The Dead Don’t Die

Wednesday, July 3rd, 2019

Jim Jarmusch’s zombie comedy THE DEAD DON’T DIE is… I mean, it’s a zombie comedy by Jim Jarmusch. Which is unexpected. When the trailer came out I couldn’t tell if they were trying to mislead us or if Jarmusch had made something totally different from his other movies. The answer is in the middle, leaning toward the first one. It feels closer to normal Jarmusch than to, like, SHAUN OF THE DEAD. It’s high on oddness and quirk, low on concept, plot structure or traditional resolution. Compared to ZOMBIELAND or TUCKER AND DALE or something the humor is bone dry and the pace is molasses slow.

But by LIMITS OF CONTROL standards it’s an action packed thrill-o-rama. It has a whole bunch of zombies digging out of graves like Thriller or RETURN OF THE LIVING DEAD, pulling out people’s intestines for a snack, and getting their heads chopped or blown off. They’re respectable zombies, too – o.g. slow shambling style, some personality to them, one played by Iggy Pop (DEAD MAN, THE CROW: CITY OF ANGELS). There’s one pretty distinctive touch in that they emit puffs of dust from their wounds. I imagine Jarmusch worked with more FX people on this than on all his other movies combined. (read the rest of this shit…)

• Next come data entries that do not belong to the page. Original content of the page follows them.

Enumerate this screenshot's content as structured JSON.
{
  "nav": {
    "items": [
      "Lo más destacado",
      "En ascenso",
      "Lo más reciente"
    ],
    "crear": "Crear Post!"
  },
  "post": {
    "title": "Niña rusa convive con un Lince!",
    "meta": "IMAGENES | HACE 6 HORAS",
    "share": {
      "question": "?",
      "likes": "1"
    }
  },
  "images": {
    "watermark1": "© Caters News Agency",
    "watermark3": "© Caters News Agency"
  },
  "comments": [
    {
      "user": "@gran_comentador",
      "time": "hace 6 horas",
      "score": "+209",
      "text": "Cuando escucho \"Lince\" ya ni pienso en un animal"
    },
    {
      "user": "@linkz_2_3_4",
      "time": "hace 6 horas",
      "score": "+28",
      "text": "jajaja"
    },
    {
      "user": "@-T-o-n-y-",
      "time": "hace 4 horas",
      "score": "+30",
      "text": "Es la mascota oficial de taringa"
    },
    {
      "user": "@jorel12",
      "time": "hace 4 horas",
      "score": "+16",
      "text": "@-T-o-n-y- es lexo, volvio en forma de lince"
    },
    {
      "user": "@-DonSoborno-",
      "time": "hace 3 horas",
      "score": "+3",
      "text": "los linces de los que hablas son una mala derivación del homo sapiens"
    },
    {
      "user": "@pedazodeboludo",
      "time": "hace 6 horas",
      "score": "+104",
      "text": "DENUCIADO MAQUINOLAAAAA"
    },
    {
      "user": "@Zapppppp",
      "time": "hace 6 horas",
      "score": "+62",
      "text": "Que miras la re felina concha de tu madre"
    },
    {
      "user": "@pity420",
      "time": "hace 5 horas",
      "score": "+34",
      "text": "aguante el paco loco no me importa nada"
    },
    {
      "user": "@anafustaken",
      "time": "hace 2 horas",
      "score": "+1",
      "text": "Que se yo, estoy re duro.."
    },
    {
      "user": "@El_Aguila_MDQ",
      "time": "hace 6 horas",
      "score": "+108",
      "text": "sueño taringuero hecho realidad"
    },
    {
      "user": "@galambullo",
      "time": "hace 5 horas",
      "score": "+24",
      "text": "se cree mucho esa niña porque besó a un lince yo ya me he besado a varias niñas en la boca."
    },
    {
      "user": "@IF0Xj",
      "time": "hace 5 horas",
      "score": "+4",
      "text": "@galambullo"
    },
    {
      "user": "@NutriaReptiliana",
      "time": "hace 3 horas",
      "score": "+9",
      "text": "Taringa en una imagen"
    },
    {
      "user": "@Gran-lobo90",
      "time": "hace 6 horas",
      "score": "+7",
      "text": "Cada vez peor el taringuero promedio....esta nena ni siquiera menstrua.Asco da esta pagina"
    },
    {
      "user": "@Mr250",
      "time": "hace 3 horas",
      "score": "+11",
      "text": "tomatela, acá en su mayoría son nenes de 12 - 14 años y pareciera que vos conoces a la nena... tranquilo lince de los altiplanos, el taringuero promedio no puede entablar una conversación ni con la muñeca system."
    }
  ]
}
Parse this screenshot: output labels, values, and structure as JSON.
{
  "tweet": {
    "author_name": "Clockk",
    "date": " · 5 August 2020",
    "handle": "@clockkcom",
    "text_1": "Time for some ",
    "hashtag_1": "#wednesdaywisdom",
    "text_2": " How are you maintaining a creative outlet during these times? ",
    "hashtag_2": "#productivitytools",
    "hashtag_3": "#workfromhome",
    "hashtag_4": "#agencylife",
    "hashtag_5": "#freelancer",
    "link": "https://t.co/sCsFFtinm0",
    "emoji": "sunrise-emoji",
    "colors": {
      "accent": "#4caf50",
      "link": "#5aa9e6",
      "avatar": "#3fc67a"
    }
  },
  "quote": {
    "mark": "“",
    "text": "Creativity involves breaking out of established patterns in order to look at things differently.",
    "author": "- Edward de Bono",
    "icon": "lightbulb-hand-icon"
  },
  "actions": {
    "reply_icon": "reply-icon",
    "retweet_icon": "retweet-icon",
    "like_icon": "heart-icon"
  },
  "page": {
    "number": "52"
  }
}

Mom and Dad

Tuesday, July 2nd, 2019

Brian Taylor is the former camera operator and guy who played “Young Man” in THE MIDNIGHT MEAT TRAIN who, with partner Mark Neveldine, wrote and directed CRANK, CRANK: HIGH VOLTAGE, GAMER and GHOST RIDER: SPIRIT OF VENGEANCE. The CRANKs are beloved by many, and feature some fun ideas and a game Jason Statham, but when I watched them a decade ago I could not abide their intentionally obnoxious why-are-you-hitting-yourself-why-are-you-hitting-yourself stylistic and comedic fart-in-the-face. GAMER I despised even more because it tried harder to work as a high concept action movie and tried less to make it possible to have any clue what you are ever even looking at. And GHOST RIDER I don’t think they were happy with and it’s not very good but I liked some of what they did.

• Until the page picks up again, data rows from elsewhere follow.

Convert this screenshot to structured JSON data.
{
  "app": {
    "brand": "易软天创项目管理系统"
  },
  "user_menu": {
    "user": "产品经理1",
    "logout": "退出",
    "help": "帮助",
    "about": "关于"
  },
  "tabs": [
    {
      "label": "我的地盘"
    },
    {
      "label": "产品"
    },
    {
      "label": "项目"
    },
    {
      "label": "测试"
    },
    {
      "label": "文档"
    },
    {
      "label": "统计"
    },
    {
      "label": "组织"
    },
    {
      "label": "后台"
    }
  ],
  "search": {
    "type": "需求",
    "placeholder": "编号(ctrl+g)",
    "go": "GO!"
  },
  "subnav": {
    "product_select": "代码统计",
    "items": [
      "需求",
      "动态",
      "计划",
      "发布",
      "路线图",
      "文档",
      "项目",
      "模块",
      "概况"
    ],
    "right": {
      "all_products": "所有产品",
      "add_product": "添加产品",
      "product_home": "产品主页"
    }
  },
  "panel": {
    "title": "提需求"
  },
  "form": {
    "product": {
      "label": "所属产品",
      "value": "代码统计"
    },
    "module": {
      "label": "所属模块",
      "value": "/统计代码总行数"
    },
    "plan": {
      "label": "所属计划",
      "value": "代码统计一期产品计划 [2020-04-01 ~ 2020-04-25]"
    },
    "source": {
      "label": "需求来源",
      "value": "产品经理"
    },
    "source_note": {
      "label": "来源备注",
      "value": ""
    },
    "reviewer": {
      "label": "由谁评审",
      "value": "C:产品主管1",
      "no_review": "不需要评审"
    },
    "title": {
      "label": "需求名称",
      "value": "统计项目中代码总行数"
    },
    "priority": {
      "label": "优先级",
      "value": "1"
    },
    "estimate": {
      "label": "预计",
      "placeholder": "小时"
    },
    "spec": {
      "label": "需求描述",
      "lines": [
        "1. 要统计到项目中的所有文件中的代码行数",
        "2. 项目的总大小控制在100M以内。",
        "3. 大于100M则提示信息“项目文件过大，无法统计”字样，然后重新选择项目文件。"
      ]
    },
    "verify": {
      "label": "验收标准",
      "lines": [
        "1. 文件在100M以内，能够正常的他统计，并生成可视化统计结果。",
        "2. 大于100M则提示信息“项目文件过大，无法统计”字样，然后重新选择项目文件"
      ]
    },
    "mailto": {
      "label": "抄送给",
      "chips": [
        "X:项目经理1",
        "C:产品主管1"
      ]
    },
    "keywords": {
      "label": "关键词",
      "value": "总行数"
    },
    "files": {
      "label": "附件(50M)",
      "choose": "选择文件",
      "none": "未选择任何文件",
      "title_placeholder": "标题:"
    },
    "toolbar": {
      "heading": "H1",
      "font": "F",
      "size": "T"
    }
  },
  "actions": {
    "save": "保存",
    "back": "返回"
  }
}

But in 2017 Taylor made his solo directing debut with MOM AND DAD and for my money this is his best movie. (He has subsequently done two seasons of a SyFy series called Happy! which I’ve heard some good things about.) It’s not like he’s changed what he’s about. He’s still using gimmicky camera moves, cheeky needle drops and spastic cutaways, and you better believe he’s gonna repeatedly slap you across the face with bursts of rockin guitars and blip bloopin dubstep electro-burps (score by Australian DJ/producer Mr. Bill). But it feels more under his control, more like a storyteller strategically employing chaos in service of a story, less like a dude with no pants on blowing two airhorns in your face and uncontrollably giggling about how funny it is that he’s doing it. (read the rest of this shit…)

Gunmen

Monday, July 1st, 2019

GUNMEN is a simple but appealing little buddy movie with goofy humor and a little more style than you expect, or at least I’m guessing it does from what you can see on the shitty cropped DVD. It takes place in the modern world with mercs in sweat-stained gear and machine guns slung over their shoulders flying around South America in helicopters, but it’s pretty much a western, even opening with its buffoonish anti-hero Dani (Christopher Lambert around the time of KNIGHT MOVES) sitting in a dirty jail cell watching a fly land on his face when Cole Parker (Mario Van Peebles around the time of FULL ECLIPSE) blows up the wall to bust him out.

“Oh my god, I’m so happy to see you!” Dani says as he jumps into Cole’s Jeep. “Who are you?” (read the rest of this shit…)